Page and application data records
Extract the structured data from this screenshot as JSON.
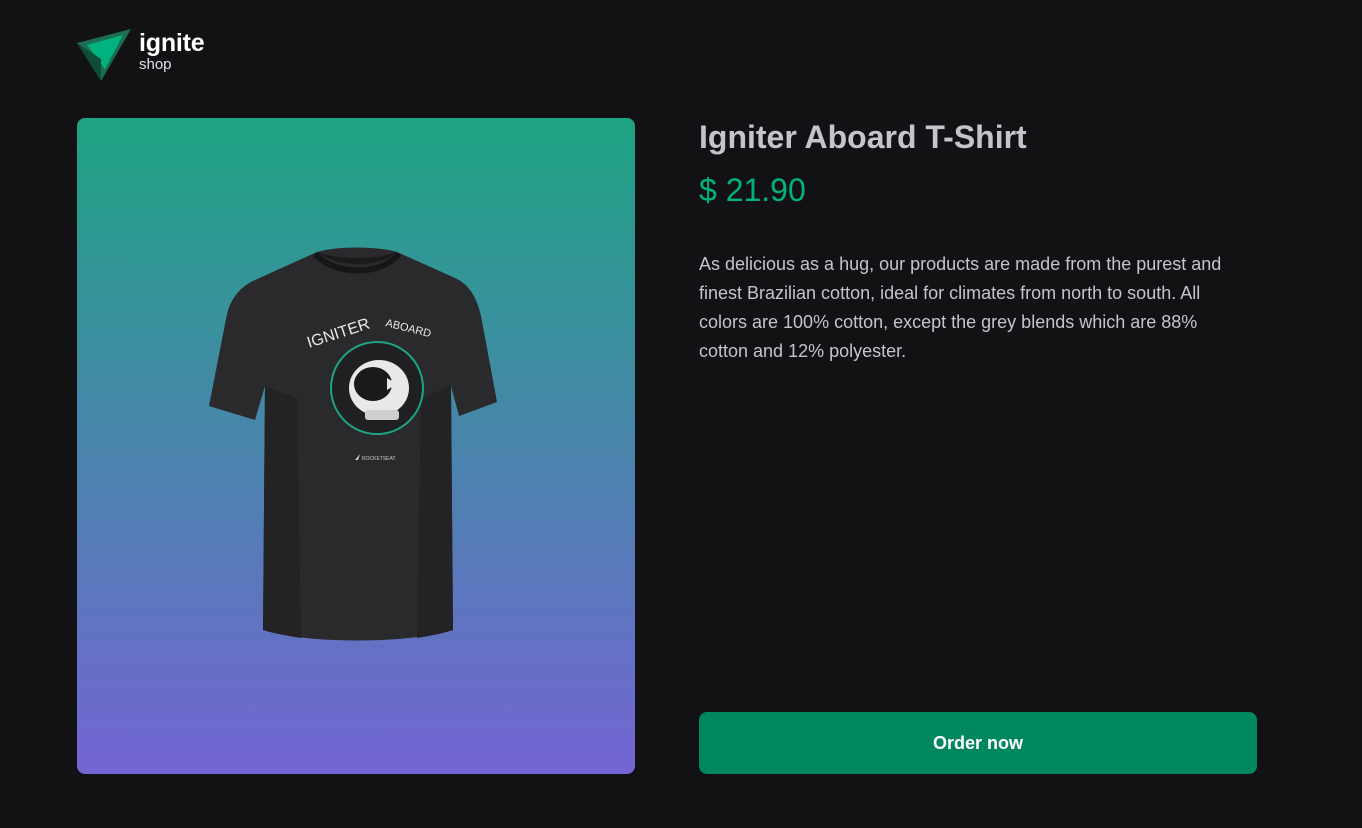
{
  "header": {
    "logo_icon": "triangle-logo-icon",
    "logo_title": "ignite",
    "logo_subtitle": "shop"
  },
  "product": {
    "image_alt": "Igniter Aboard T-Shirt",
    "title": "Igniter Aboard T-Shirt",
    "price": "$ 21.90",
    "description": "As delicious as a hug, our products are made from the purest and finest Brazilian cotton, ideal for climates from north to south. All colors are 100% cotton, except the grey blends which are 88% cotton and 12% polyester.",
    "order_button_label": "Order now"
  },
  "colors": {
    "background": "#121214",
    "brand_green": "#00875f",
    "price_green": "#00b37e",
    "gradient_top": "#1ea483",
    "gradient_bottom": "#7465d4",
    "title_text": "#c4c4cc"
  }
}
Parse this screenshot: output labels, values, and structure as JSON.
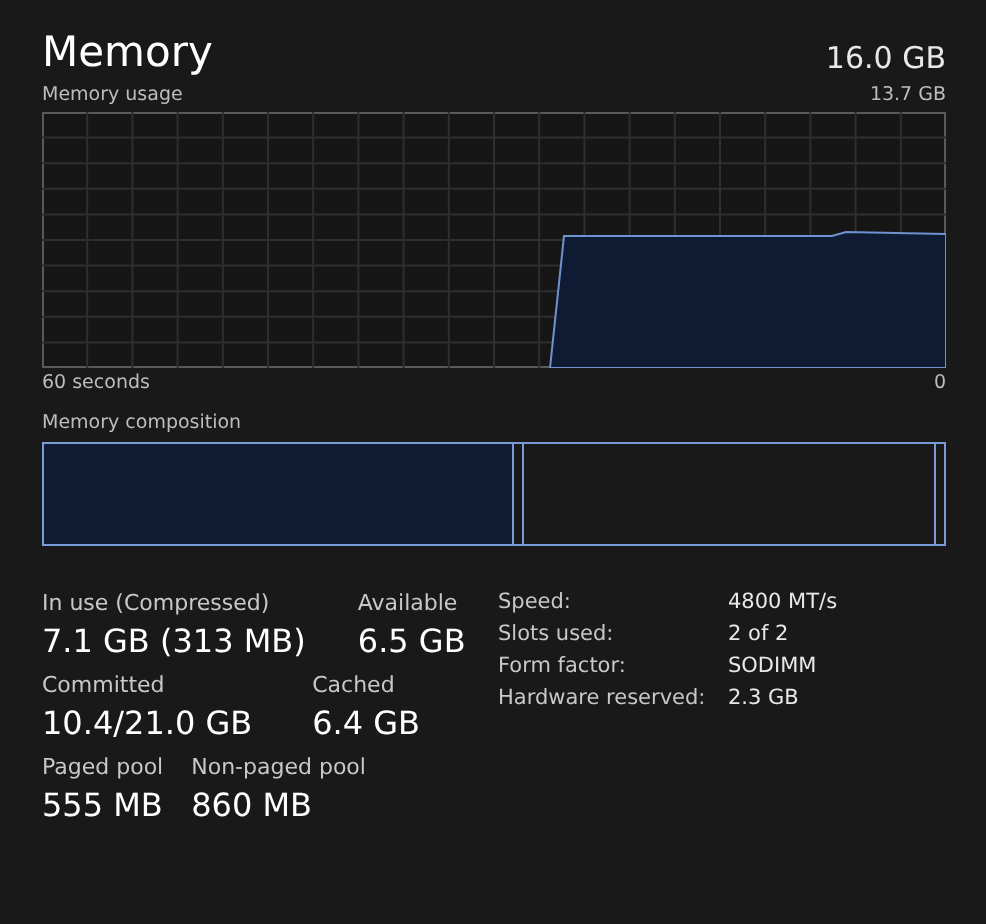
{
  "header": {
    "title": "Memory",
    "total": "16.0 GB"
  },
  "usage": {
    "label": "Memory usage",
    "max": "13.7 GB",
    "left_axis": "60 seconds",
    "right_axis": "0"
  },
  "composition": {
    "label": "Memory composition",
    "segments": [
      {
        "kind": "used"
      },
      {
        "kind": "modified"
      },
      {
        "kind": "standby"
      },
      {
        "kind": "free"
      }
    ]
  },
  "stats": [
    [
      {
        "label": "In use (Compressed)",
        "value": "7.1 GB (313 MB)"
      },
      {
        "label": "Available",
        "value": "6.5 GB"
      }
    ],
    [
      {
        "label": "Committed",
        "value": "10.4/21.0 GB"
      },
      {
        "label": "Cached",
        "value": "6.4 GB"
      }
    ],
    [
      {
        "label": "Paged pool",
        "value": "555 MB"
      },
      {
        "label": "Non-paged pool",
        "value": "860 MB"
      }
    ]
  ],
  "details": [
    {
      "key": "Speed:",
      "value": "4800 MT/s"
    },
    {
      "key": "Slots used:",
      "value": "2 of 2"
    },
    {
      "key": "Form factor:",
      "value": "SODIMM"
    },
    {
      "key": "Hardware reserved:",
      "value": "2.3 GB"
    }
  ]
}
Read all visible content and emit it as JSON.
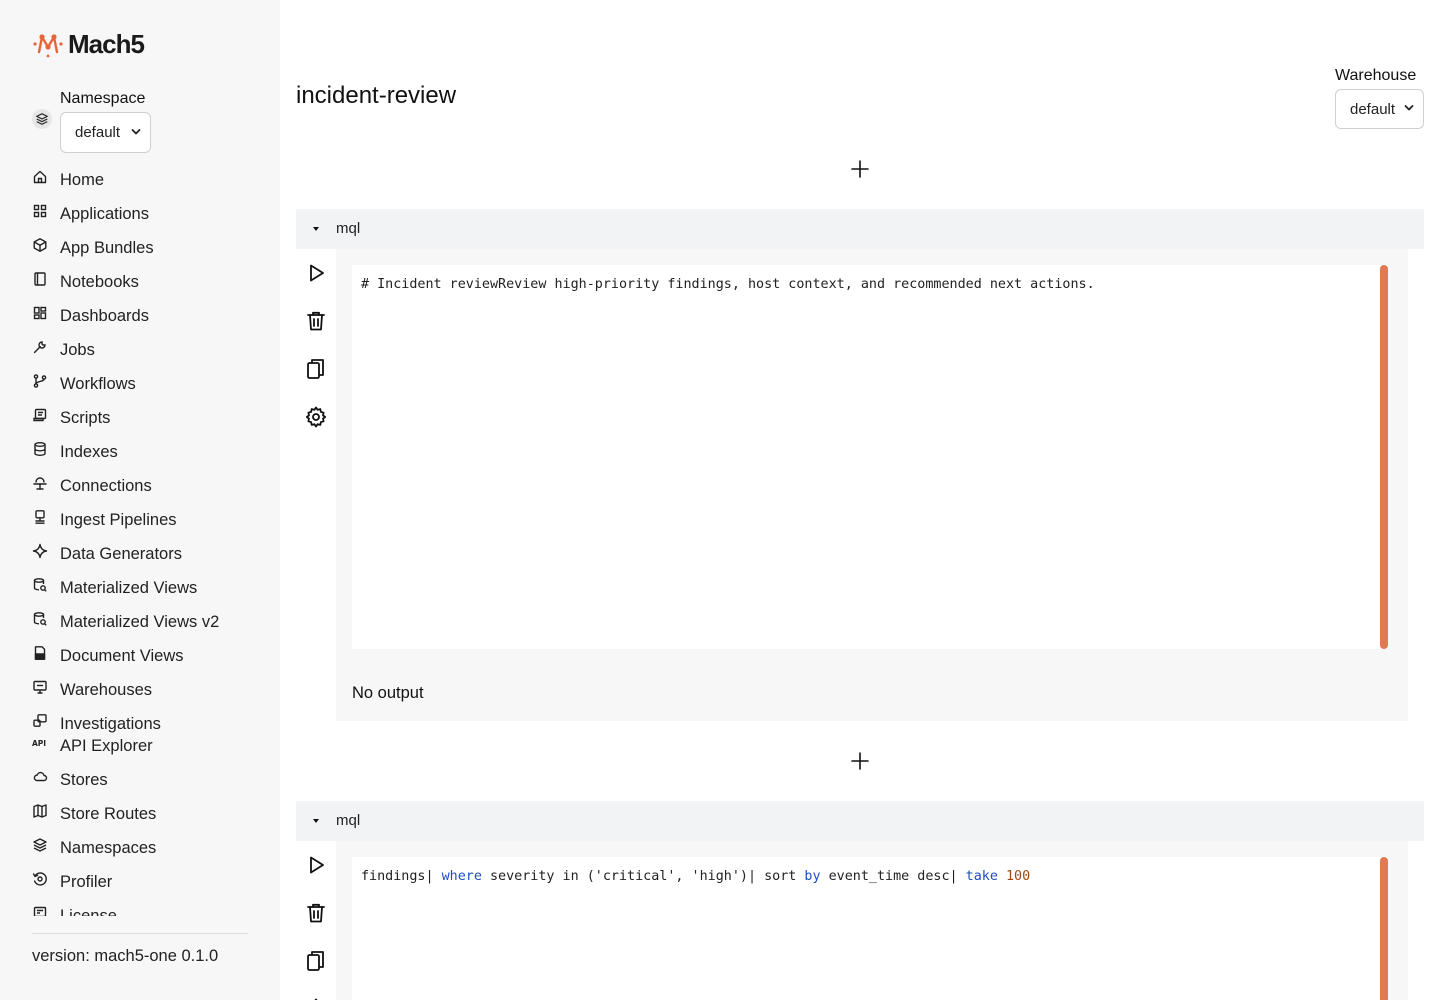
{
  "app": {
    "logo_text": "Mach5",
    "brand_color": "#e8643a"
  },
  "namespace": {
    "label": "Namespace",
    "selected": "default"
  },
  "nav": {
    "items": [
      {
        "label": "Home",
        "icon": "home-icon"
      },
      {
        "label": "Applications",
        "icon": "apps-grid-icon"
      },
      {
        "label": "App Bundles",
        "icon": "package-icon"
      },
      {
        "label": "Notebooks",
        "icon": "notebook-icon"
      },
      {
        "label": "Dashboards",
        "icon": "dashboard-icon"
      },
      {
        "label": "Jobs",
        "icon": "wrench-icon"
      },
      {
        "label": "Workflows",
        "icon": "git-branch-icon"
      },
      {
        "label": "Scripts",
        "icon": "script-icon"
      },
      {
        "label": "Indexes",
        "icon": "database-icon"
      },
      {
        "label": "Connections",
        "icon": "plug-icon"
      },
      {
        "label": "Ingest Pipelines",
        "icon": "pipeline-icon"
      },
      {
        "label": "Data Generators",
        "icon": "sparkle-icon"
      },
      {
        "label": "Materialized Views",
        "icon": "db-search-icon"
      },
      {
        "label": "Materialized Views v2",
        "icon": "db-search-icon"
      },
      {
        "label": "Document Views",
        "icon": "document-icon"
      },
      {
        "label": "Warehouses",
        "icon": "monitor-icon"
      },
      {
        "label": "Investigations",
        "icon": "investigation-icon"
      },
      {
        "label": "API Explorer",
        "icon": "api-icon"
      },
      {
        "label": "Stores",
        "icon": "cloud-icon"
      },
      {
        "label": "Store Routes",
        "icon": "map-icon"
      },
      {
        "label": "Namespaces",
        "icon": "layers-icon"
      },
      {
        "label": "Profiler",
        "icon": "profiler-icon"
      },
      {
        "label": "License",
        "icon": "license-icon"
      }
    ]
  },
  "footer": {
    "version": "version: mach5-one 0.1.0"
  },
  "page": {
    "title": "incident-review"
  },
  "warehouse": {
    "label": "Warehouse",
    "selected": "default"
  },
  "cells": [
    {
      "lang": "mql",
      "code": "# Incident reviewReview high-priority findings, host context, and recommended next actions.",
      "output": "No output"
    },
    {
      "lang": "mql",
      "code_parts": {
        "p1": "findings| ",
        "k1": "where",
        "p2": " severity in ('critical', 'high')| sort ",
        "k2": "by",
        "p3": " event_time desc| ",
        "k3": "take",
        "p4": " ",
        "n1": "100"
      }
    }
  ]
}
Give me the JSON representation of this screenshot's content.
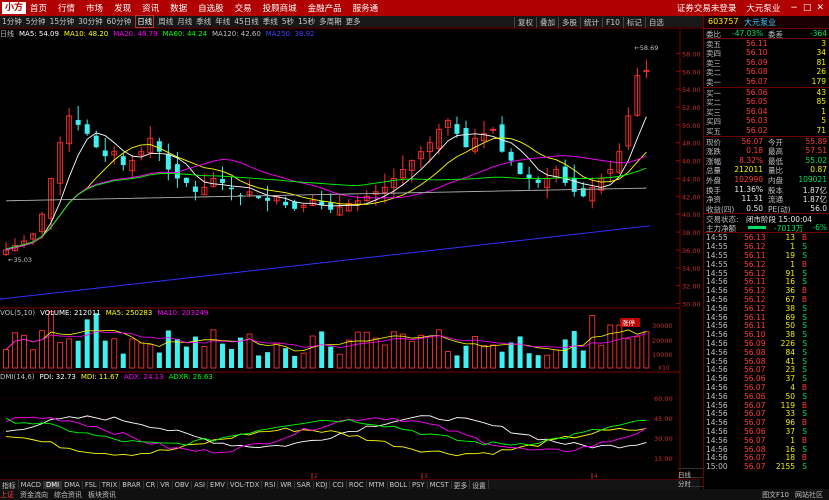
{
  "top_menu": {
    "logo": "小方",
    "items": [
      "首页",
      "行情",
      "市场",
      "发现",
      "资讯",
      "数据",
      "自选股",
      "交易",
      "投顾商城",
      "金融产品",
      "服务通"
    ],
    "right_items": [
      "证券交易未登录",
      "大元泵业"
    ]
  },
  "period_bar": {
    "items": [
      "1分钟",
      "5分钟",
      "15分钟",
      "30分钟",
      "60分钟",
      "日线",
      "周线",
      "月线",
      "季线",
      "年线",
      "45日线",
      "季线",
      "5秒",
      "15秒",
      "多周期",
      "更多"
    ],
    "active": "日线",
    "right_buttons": [
      "复权",
      "叠加",
      "多股",
      "统计",
      "F10",
      "标记",
      "自选"
    ]
  },
  "price_panel": {
    "header": [
      {
        "text": "日线",
        "color": "#c0c0c0"
      },
      {
        "text": "MA5: 54.09",
        "color": "#ffffff"
      },
      {
        "text": "MA10: 48.20",
        "color": "#ffff00"
      },
      {
        "text": "MA20: 48.79",
        "color": "#ff00ff"
      },
      {
        "text": "MA60: 44.24",
        "color": "#00ff00"
      },
      {
        "text": "MA120: 42.60",
        "color": "#c0c0c0"
      },
      {
        "text": "MA250: 38.92",
        "color": "#4040ff"
      }
    ],
    "y_ticks": [
      "58.00",
      "56.00",
      "54.00",
      "52.00",
      "50.00",
      "48.00",
      "46.00",
      "44.00",
      "42.00",
      "40.00",
      "38.00",
      "36.00",
      "34.00",
      "32.00",
      "30.00"
    ],
    "high_label": "58.69",
    "low_label": "35.03",
    "tag": "涨停"
  },
  "volume_panel": {
    "header": [
      {
        "text": "VOL(5,10)",
        "color": "#c0c0c0"
      },
      {
        "text": "VOLUME: 212011",
        "color": "#ffffff"
      },
      {
        "text": "MA5: 250283",
        "color": "#ffff00"
      },
      {
        "text": "MA10: 203249",
        "color": "#ff00ff"
      }
    ],
    "y_ticks": [
      "30000",
      "20000",
      "10000"
    ],
    "unit": "X10"
  },
  "dmi_panel": {
    "header": [
      {
        "text": "DMI(14,6)",
        "color": "#c0c0c0"
      },
      {
        "text": "PDI: 32.73",
        "color": "#ffffff"
      },
      {
        "text": "MDI: 11.67",
        "color": "#ffff00"
      },
      {
        "text": "ADX: 24.13",
        "color": "#ff00ff"
      },
      {
        "text": "ADXR: 26.63",
        "color": "#00ff00"
      }
    ],
    "y_ticks": [
      "60.00",
      "45.00",
      "30.00",
      "15.00"
    ],
    "month_marks": [
      "2",
      "3",
      "4"
    ]
  },
  "indicator_tabs": [
    "指标",
    "MACD",
    "DMI",
    "DMA",
    "FSL",
    "TRIX",
    "BRAR",
    "CR",
    "VR",
    "OBV",
    "ASI",
    "EMV",
    "VOL-TDX",
    "RSI",
    "WR",
    "SAR",
    "KDJ",
    "CCI",
    "ROC",
    "MTM",
    "BOLL",
    "PSY",
    "MCST",
    "更多",
    "设置"
  ],
  "indicator_active": "DMI",
  "panel_tabs": [
    "日线",
    "分时",
    "模板"
  ],
  "status_bar": [
    "上证",
    "资金流向",
    "综合资讯",
    "板块资讯"
  ],
  "status_right": [
    "图文F10",
    "网站社区"
  ],
  "quote": {
    "code": "603757",
    "name": "大元泵业",
    "weibi_label": "委比",
    "weibi_value": "-47.03%",
    "weicha_label": "委差",
    "weicha_value": "-364",
    "asks": [
      {
        "label": "卖五",
        "price": "56.11",
        "vol": "3"
      },
      {
        "label": "卖四",
        "price": "56.10",
        "vol": "34"
      },
      {
        "label": "卖三",
        "price": "56.09",
        "vol": "81"
      },
      {
        "label": "卖二",
        "price": "56.08",
        "vol": "26"
      },
      {
        "label": "卖一",
        "price": "56.07",
        "vol": "179"
      }
    ],
    "bids": [
      {
        "label": "买一",
        "price": "56.06",
        "vol": "43"
      },
      {
        "label": "买二",
        "price": "56.05",
        "vol": "85"
      },
      {
        "label": "买三",
        "price": "56.04",
        "vol": "1"
      },
      {
        "label": "买四",
        "price": "56.03",
        "vol": "5"
      },
      {
        "label": "买五",
        "price": "56.02",
        "vol": "71"
      }
    ],
    "stats": [
      {
        "l1": "现价",
        "v1": "56.07",
        "l2": "今开",
        "v2": "55.89",
        "c1": "#ff3b3b",
        "c2": "#ff3b3b"
      },
      {
        "l1": "涨跌",
        "v1": "0.18",
        "l2": "最高",
        "v2": "57.51",
        "c1": "#ff3b3b",
        "c2": "#ff3b3b"
      },
      {
        "l1": "涨幅",
        "v1": "8.32%",
        "l2": "最低",
        "v2": "55.02",
        "c1": "#ff3b3b",
        "c2": "#00e060"
      },
      {
        "l1": "总量",
        "v1": "212011",
        "l2": "量比",
        "v2": "0.87",
        "c1": "#f0f000",
        "c2": "#f0f000"
      },
      {
        "l1": "外盘",
        "v1": "102990",
        "l2": "内盘",
        "v2": "109021",
        "c1": "#ff3b3b",
        "c2": "#00e060"
      },
      {
        "l1": "换手",
        "v1": "11.36%",
        "l2": "股本",
        "v2": "1.87亿",
        "c1": "#e8e8e8",
        "c2": "#e8e8e8"
      },
      {
        "l1": "净资",
        "v1": "11.31",
        "l2": "流通",
        "v2": "1.87亿",
        "c1": "#e8e8e8",
        "c2": "#e8e8e8"
      },
      {
        "l1": "收益(四)",
        "v1": "0.50",
        "l2": "PE(动)",
        "v2": "56.0",
        "c1": "#e8e8e8",
        "c2": "#e8e8e8"
      }
    ],
    "status_label": "交易状态:",
    "status_value": "闭市阶段 15:00:04",
    "net_label": "主力净额",
    "net_value": "-7013万",
    "net_pct": "-6%"
  },
  "ticks": [
    {
      "t": "14:55",
      "p": "56.13",
      "v": "13",
      "d": "B"
    },
    {
      "t": "14:55",
      "p": "56.12",
      "v": "1",
      "d": "S"
    },
    {
      "t": "14:55",
      "p": "56.11",
      "v": "19",
      "d": "S"
    },
    {
      "t": "14:55",
      "p": "56.12",
      "v": "1",
      "d": "B"
    },
    {
      "t": "14:55",
      "p": "56.12",
      "v": "91",
      "d": "S"
    },
    {
      "t": "14:56",
      "p": "56.11",
      "v": "16",
      "d": "S"
    },
    {
      "t": "14:56",
      "p": "56.12",
      "v": "36",
      "d": "B"
    },
    {
      "t": "14:56",
      "p": "56.12",
      "v": "67",
      "d": "B"
    },
    {
      "t": "14:56",
      "p": "56.12",
      "v": "38",
      "d": "S"
    },
    {
      "t": "14:56",
      "p": "56.11",
      "v": "69",
      "d": "S"
    },
    {
      "t": "14:56",
      "p": "56.11",
      "v": "50",
      "d": "S"
    },
    {
      "t": "14:56",
      "p": "56.10",
      "v": "38",
      "d": "S"
    },
    {
      "t": "14:56",
      "p": "56.09",
      "v": "226",
      "d": "S"
    },
    {
      "t": "14:56",
      "p": "56.08",
      "v": "84",
      "d": "S"
    },
    {
      "t": "14:56",
      "p": "56.08",
      "v": "41",
      "d": "S"
    },
    {
      "t": "14:56",
      "p": "56.07",
      "v": "23",
      "d": "S"
    },
    {
      "t": "14:56",
      "p": "56.06",
      "v": "37",
      "d": "S"
    },
    {
      "t": "14:56",
      "p": "56.07",
      "v": "4",
      "d": "B"
    },
    {
      "t": "14:56",
      "p": "56.06",
      "v": "50",
      "d": "S"
    },
    {
      "t": "14:56",
      "p": "56.07",
      "v": "119",
      "d": "B"
    },
    {
      "t": "14:56",
      "p": "56.07",
      "v": "33",
      "d": "S"
    },
    {
      "t": "14:56",
      "p": "56.07",
      "v": "96",
      "d": "B"
    },
    {
      "t": "14:56",
      "p": "56.06",
      "v": "37",
      "d": "S"
    },
    {
      "t": "14:56",
      "p": "56.07",
      "v": "1",
      "d": "B"
    },
    {
      "t": "14:56",
      "p": "56.08",
      "v": "16",
      "d": "S"
    },
    {
      "t": "14:56",
      "p": "56.07",
      "v": "18",
      "d": "B"
    },
    {
      "t": "15:00",
      "p": "56.07",
      "v": "2155",
      "d": "S"
    }
  ]
}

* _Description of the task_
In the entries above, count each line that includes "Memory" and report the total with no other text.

* _Solved exercise_
3